Sep. 18, 1991
Undated (AP) _ Joe Rhein, the executive vice president of the Phoenix Cardinals, had a feeling it was coming.
''I'm scared to death of this game. This isn't the place you want to be your third week on the road,'' he said last Sunday, an hour before the 2-0 Cards got run out of RFK Stadium 34-0 by the Washington Redskins.
''I called it, didn't I?''
Unlike coach Joe Bugel, who remained upbeat about being 2-1 in three road games, Rhein couldn't afford that attitude about the thrashing. He worries about selling tickets, and in Phoenix the Cardinals have become a hard sell.
In 1988, when the Cards moved from St. Louis, they had people squabbling over season tickets for 72,000-seat Sun Devil Stadium, finally awarding rights to ticket holders from the Arizona team in the USFL.

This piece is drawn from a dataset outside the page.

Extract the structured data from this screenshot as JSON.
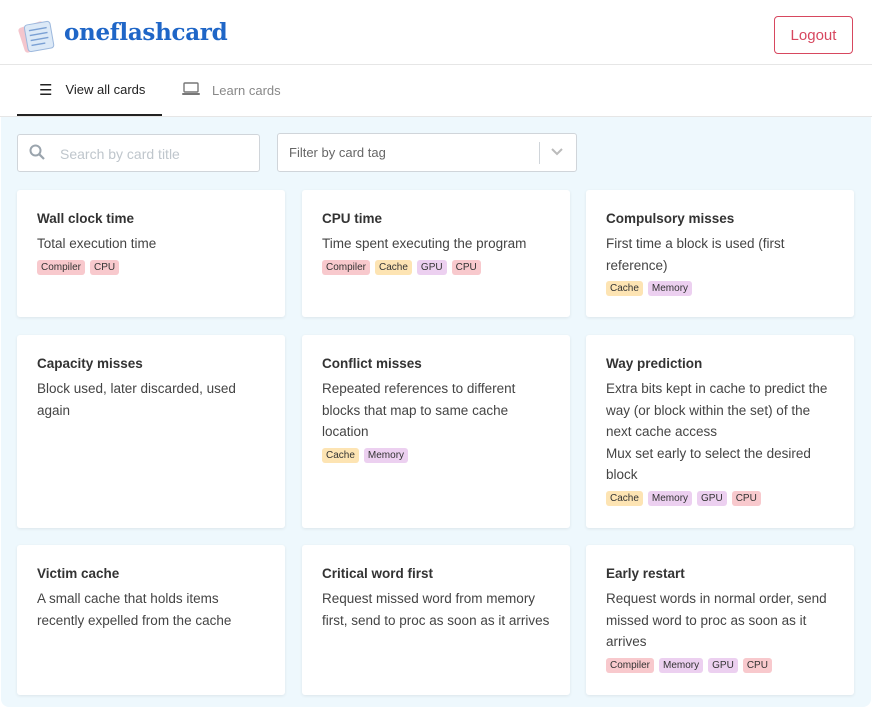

A losing team plus a series of public relations problems capped by the NFL's decision to lift next season's Super Bowl because Arizona has no Martin Luther King holiday has reduced season ticket sales to under 27,000.
Even after the Cardinals upset the Los Angeles Rams and Philadelphia Eagles on the road, there was optimism, but no rush to the ticket offices, as if fans were waiting to see if the Cards were real or a mirage.
''It's the first week I can remember where people were saying positive things about us on talk shows,'' says public relations director Paul Jensen.
Still, there were skeptics.
After all, twice in the last decade the team had started 2-0 and finished 5-11, most recently in 1989, when they won two before being thrashed 35-7 by the New York Giants in the Meadowlands.
This was the same situation - a road game against an NFC East power, a legitimate test in one of the toughest road sites in the NFL.
The Cards flunked.
Rhein still figures the Cards will draw more than 50,000 for the Dallas Cowboys, in part because there are still a lot of Dallas fans in that part of the world; in part because Bugel has gone out of his way to be popular in Phoenix.
The following week, New England comes in. Like Dallas, it's a possible win, but the Patriots are hardly a draw, particularly when Arizona's retirees are mostly from the midwest and west. Two years ago, for example, the Cardinals drew 71,233 fans for the Chicago game, many of them rooting for the Bears.
Why so many problems in Phoenix?
They started on the day in March 1988 that the NFL gave permission for the Cardinals' move from St. Louis. Owner Bill Bidwill announced the team would be named ''Phoenix'' rather than ''Arizona.'' Many Arizonans say that was a mis- read of the state's mentality, where, as in many other areas, the big city is viewed with mistrust.
It went downhill from there, with $38 tickets, at that time almost double the league average. And it was compounded by a losing team - 7-9, 5-11, 5-11 in the first three seasons in Arizona.
''If there was a primer on the worst 10 things you could do when you come into a new community, they did them all,'' says a general manager of another NFL team.
Some of that has been rectified by hiring Bugel from the Redskins; Rhein from the league office, where he was director of administration, and Jensen.
They have also upgraded by giving Bugel and general manager Larry Wilson more say in the draft after a series of disastrous picks by personnel director George Boone, who had sole control of the choices.. They've made some good picks - Anthony Thompson (2), Ricky Proehl (3) and Johnny Johnson (7) last season, and Aeneas Williams in the third round this season.
But they've also had the misfortune to lose quarterback Timm Rosenbach to a knee injury, and Tom Tupa won't make them a contender in the NFC East.
''I think we're an improving team,'' Rhein says. ''But we're not ready for the Super Bowl yet.''